HOW TO COMPLETE THIS TASK = Copy each of the records exactly; leave nothing out.

++++ RECORDED INFORMATION

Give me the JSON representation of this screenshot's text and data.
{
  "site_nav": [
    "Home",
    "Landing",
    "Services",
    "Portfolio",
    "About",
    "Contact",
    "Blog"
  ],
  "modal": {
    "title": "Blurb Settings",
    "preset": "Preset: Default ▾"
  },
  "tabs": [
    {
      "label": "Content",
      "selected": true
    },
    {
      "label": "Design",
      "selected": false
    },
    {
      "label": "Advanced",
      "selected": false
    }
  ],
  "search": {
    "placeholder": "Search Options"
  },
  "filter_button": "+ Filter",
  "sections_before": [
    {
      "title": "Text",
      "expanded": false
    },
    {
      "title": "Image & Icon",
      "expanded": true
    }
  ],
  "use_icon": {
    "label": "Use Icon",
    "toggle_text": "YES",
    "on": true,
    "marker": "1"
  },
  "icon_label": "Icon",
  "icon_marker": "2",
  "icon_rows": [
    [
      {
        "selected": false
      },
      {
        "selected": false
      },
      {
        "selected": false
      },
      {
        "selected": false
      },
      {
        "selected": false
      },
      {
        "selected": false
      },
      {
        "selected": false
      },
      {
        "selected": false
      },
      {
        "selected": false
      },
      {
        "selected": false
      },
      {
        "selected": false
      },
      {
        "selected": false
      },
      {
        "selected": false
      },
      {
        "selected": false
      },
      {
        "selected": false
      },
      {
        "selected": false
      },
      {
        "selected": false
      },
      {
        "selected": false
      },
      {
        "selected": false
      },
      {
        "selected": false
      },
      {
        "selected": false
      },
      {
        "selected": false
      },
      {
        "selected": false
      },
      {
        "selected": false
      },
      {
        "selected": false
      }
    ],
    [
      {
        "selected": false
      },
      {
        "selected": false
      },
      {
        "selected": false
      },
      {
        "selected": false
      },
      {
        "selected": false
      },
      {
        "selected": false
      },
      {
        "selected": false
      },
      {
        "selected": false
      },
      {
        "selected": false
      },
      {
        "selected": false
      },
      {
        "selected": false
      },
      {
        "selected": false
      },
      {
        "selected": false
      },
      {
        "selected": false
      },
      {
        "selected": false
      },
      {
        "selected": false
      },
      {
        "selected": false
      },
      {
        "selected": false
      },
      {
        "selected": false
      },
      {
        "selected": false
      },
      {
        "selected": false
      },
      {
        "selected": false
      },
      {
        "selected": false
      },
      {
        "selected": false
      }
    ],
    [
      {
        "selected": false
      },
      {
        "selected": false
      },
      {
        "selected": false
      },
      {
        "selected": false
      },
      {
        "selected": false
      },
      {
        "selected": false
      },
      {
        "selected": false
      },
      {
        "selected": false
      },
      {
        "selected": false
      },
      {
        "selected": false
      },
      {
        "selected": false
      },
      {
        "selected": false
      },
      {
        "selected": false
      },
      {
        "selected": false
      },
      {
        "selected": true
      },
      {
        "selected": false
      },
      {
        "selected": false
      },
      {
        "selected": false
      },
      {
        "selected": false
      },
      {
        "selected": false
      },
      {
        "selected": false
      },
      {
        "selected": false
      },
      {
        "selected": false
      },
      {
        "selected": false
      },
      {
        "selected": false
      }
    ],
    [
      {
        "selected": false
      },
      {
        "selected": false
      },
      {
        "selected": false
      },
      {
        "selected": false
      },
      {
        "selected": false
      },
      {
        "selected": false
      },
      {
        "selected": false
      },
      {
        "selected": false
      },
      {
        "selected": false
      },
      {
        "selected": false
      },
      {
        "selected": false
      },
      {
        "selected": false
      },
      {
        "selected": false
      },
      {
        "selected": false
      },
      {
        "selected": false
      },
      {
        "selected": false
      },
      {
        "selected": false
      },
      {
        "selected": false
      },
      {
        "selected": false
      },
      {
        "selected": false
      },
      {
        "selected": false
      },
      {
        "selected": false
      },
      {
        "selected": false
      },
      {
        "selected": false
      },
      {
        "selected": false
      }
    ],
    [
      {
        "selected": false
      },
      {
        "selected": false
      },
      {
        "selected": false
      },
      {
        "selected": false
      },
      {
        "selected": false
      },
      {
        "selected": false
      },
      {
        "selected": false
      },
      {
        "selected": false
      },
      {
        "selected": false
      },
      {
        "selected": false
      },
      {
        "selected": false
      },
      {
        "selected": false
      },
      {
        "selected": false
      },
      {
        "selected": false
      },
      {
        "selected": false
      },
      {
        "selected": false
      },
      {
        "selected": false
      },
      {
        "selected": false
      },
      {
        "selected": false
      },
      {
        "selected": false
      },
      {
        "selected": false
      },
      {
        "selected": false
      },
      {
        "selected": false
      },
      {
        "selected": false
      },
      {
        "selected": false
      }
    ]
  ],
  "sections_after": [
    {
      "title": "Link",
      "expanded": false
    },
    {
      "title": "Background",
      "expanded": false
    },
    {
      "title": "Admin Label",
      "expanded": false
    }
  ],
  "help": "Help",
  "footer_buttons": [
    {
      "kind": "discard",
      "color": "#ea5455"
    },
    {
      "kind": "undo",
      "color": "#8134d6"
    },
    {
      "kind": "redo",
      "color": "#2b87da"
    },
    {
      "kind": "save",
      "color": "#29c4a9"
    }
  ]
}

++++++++

SOLVED EXERCISE =
Give me the JSON representation of this screenshot's text and data.
{
  "site_nav": [
    "Home",
    "Landing",
    "Services",
    "Portfolio",
    "About",
    "Contact",
    "Blog"
  ],
  "modal": {
    "title": "Blurb Settings",
    "preset": "Preset: Default ▾"
  },
  "tabs": [
    {
      "label": "Content",
      "selected": true
    },
    {
      "label": "Design",
      "selected": false
    },
    {
      "label": "Advanced",
      "selected": false
    }
  ],
  "search": {
    "placeholder": "Search Options"
  },
  "filter_button": "+ Filter",
  "sections_before": [
    {
      "title": "Text",
      "expanded": false
    },
    {
      "title": "Image & Icon",
      "expanded": true
    }
  ],
  "use_icon": {
    "label": "Use Icon",
    "toggle_text": "YES",
    "on": true,
    "marker": "1"
  },
  "icon_label": "Icon",
  "icon_marker": "2",
  "icon_rows": [
    [
      {
        "selected": false
      },
      {
        "selected": false
      },
      {
        "selected": false
      },
      {
        "selected": false
      },
      {
        "selected": false
      },
      {
        "selected": false
      },
      {
        "selected": false
      },
      {
        "selected": false
      },
      {
        "selected": false
      },
      {
        "selected": false
      },
      {
        "selected": false
      },
      {
        "selected": false
      },
      {
        "selected": false
      },
      {
        "selected": false
      },
      {
        "selected": false
      },
      {
        "selected": false
      },
      {
        "selected": false
      },
      {
        "selected": false
      },
      {
        "selected": false
      },
      {
        "selected": false
      },
      {
        "selected": false
      },
      {
        "selected": false
      },
      {
        "selected": false
      },
      {
        "selected": false
      },
      {
        "selected": false
      }
    ],
    [
      {
        "selected": false
      },
      {
        "selected": false
      },
      {
        "selected": false
      },
      {
        "selected": false
      },
      {
        "selected": false
      },
      {
        "selected": false
      },
      {
        "selected": false
      },
      {
        "selected": false
      },
      {
        "selected": false
      },
      {
        "selected": false
      },
      {
        "selected": false
      },
      {
        "selected": false
      },
      {
        "selected": false
      },
      {
        "selected": false
      },
      {
        "selected": false
      },
      {
        "selected": false
      },
      {
        "selected": false
      },
      {
        "selected": false
      },
      {
        "selected": false
      },
      {
        "selected": false
      },
      {
        "selected": false
      },
      {
        "selected": false
      },
      {
        "selected": false
      },
      {
        "selected": false
      }
    ],
    [
      {
        "selected": false
      },
      {
        "selected": false
      },
      {
        "selected": false
      },
      {
        "selected": false
      },
      {
        "selected": false
      },
      {
        "selected": false
      },
      {
        "selected": false
      },
      {
        "selected": false
      },
      {
        "selected": false
      },
      {
        "selected": false
      },
      {
        "selected": false
      },
      {
        "selected": false
      },
      {
        "selected": false
      },
      {
        "selected": false
      },
      {
        "selected": true
      },
      {
        "selected": false
      },
      {
        "selected": false
      },
      {
        "selected": false
      },
      {
        "selected": false
      },
      {
        "selected": false
      },
      {
        "selected": false
      },
      {
        "selected": false
      },
      {
        "selected": false
      },
      {
        "selected": false
      },
      {
        "selected": false
      }
    ],
    [
      {
        "selected": false
      },
      {
        "selected": false
      },
      {
        "selected": false
      },
      {
        "selected": false
      },
      {
        "selected": false
      },
      {
        "selected": false
      },
      {
        "selected": false
      },
      {
        "selected": false
      },
      {
        "selected": false
      },
      {
        "selected": false
      },
      {
        "selected": false
      },
      {
        "selected": false
      },
      {
        "selected": false
      },
      {
        "selected": false
      },
      {
        "selected": false
      },
      {
        "selected": false
      },
      {
        "selected": false
      },
      {
        "selected": false
      },
      {
        "selected": false
      },
      {
        "selected": false
      },
      {
        "selected": false
      },
      {
        "selected": false
      },
      {
        "selected": false
      },
      {
        "selected": false
      },
      {
        "selected": false
      }
    ],
    [
      {
        "selected": false
      },
      {
        "selected": false
      },
      {
        "selected": false
      },
      {
        "selected": false
      },
      {
        "selected": false
      },
      {
        "selected": false
      },
      {
        "selected": false
      },
      {
        "selected": false
      },
      {
        "selected": false
      },
      {
        "selected": false
      },
      {
        "selected": false
      },
      {
        "selected": false
      },
      {
        "selected": false
      },
      {
        "selected": false
      },
      {
        "selected": false
      },
      {
        "selected": false
      },
      {
        "selected": false
      },
      {
        "selected": false
      },
      {
        "selected": false
      },
      {
        "selected": false
      },
      {
        "selected": false
      },
      {
        "selected": false
      },
      {
        "selected": false
      },
      {
        "selected": false
      },
      {
        "selected": false
      }
    ]
  ],
  "sections_after": [
    {
      "title": "Link",
      "expanded": false
    },
    {
      "title": "Background",
      "expanded": false
    },
    {
      "title": "Admin Label",
      "expanded": false
    }
  ],
  "help": "Help",
  "footer_buttons": [
    {
      "kind": "discard",
      "color": "#ea5455"
    },
    {
      "kind": "undo",
      "color": "#8134d6"
    },
    {
      "kind": "redo",
      "color": "#2b87da"
    },
    {
      "kind": "save",
      "color": "#29c4a9"
    }
  ]
}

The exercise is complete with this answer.